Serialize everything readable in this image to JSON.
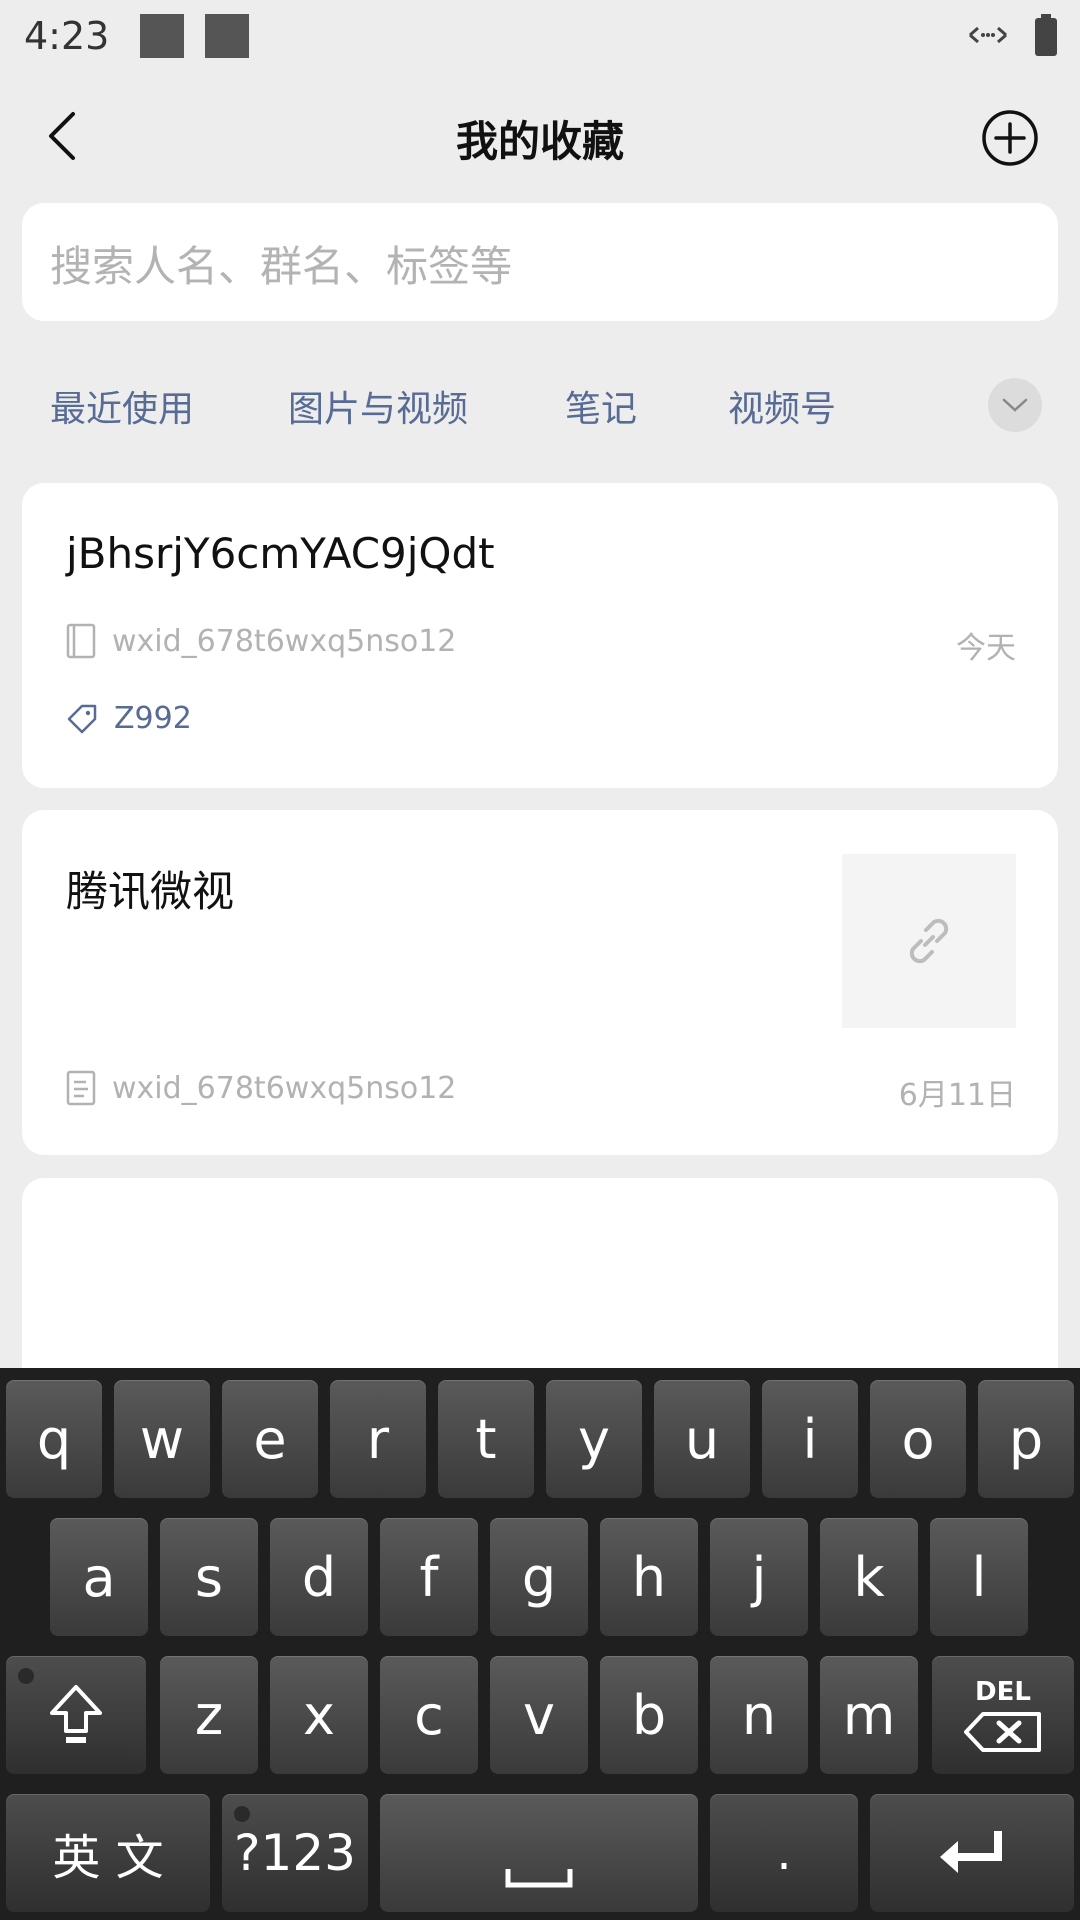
{
  "status_bar": {
    "time": "4:23",
    "icons": [
      "notification-square-icon",
      "notification-square-icon",
      "data-transfer-icon",
      "battery-icon"
    ]
  },
  "header": {
    "title": "我的收藏",
    "back_icon": "back-arrow-icon",
    "add_icon": "add-circle-icon"
  },
  "search": {
    "placeholder": "搜索人名、群名、标签等"
  },
  "tabs": [
    {
      "label": "最近使用"
    },
    {
      "label": "图片与视频"
    },
    {
      "label": "笔记"
    },
    {
      "label": "视频号"
    }
  ],
  "favorites": [
    {
      "title": "jBhsrjY6cmYAC9jQdt",
      "source": "wxid_678t6wxq5nso12",
      "date": "今天",
      "tag": "Z992",
      "type_icon": "note-icon"
    },
    {
      "title": "腾讯微视",
      "source": "wxid_678t6wxq5nso12",
      "date": "6月11日",
      "type_icon": "document-icon",
      "thumb_icon": "link-icon"
    }
  ],
  "keyboard": {
    "row1": [
      "q",
      "w",
      "e",
      "r",
      "t",
      "y",
      "u",
      "i",
      "o",
      "p"
    ],
    "row2": [
      "a",
      "s",
      "d",
      "f",
      "g",
      "h",
      "j",
      "k",
      "l"
    ],
    "row3": [
      "z",
      "x",
      "c",
      "v",
      "b",
      "n",
      "m"
    ],
    "del_label": "DEL",
    "lang_label": "英 文",
    "symbols_label": "?123",
    "period_label": "."
  },
  "colors": {
    "link_blue": "#576b95",
    "background": "#ededed",
    "placeholder": "#b3b3b3"
  }
}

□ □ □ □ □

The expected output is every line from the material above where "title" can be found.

→ **ANSWER SECTION**:
    "title": "我的收藏",
      "title": "jBhsrjY6cmYAC9jQdt",
      "title": "腾讯微视",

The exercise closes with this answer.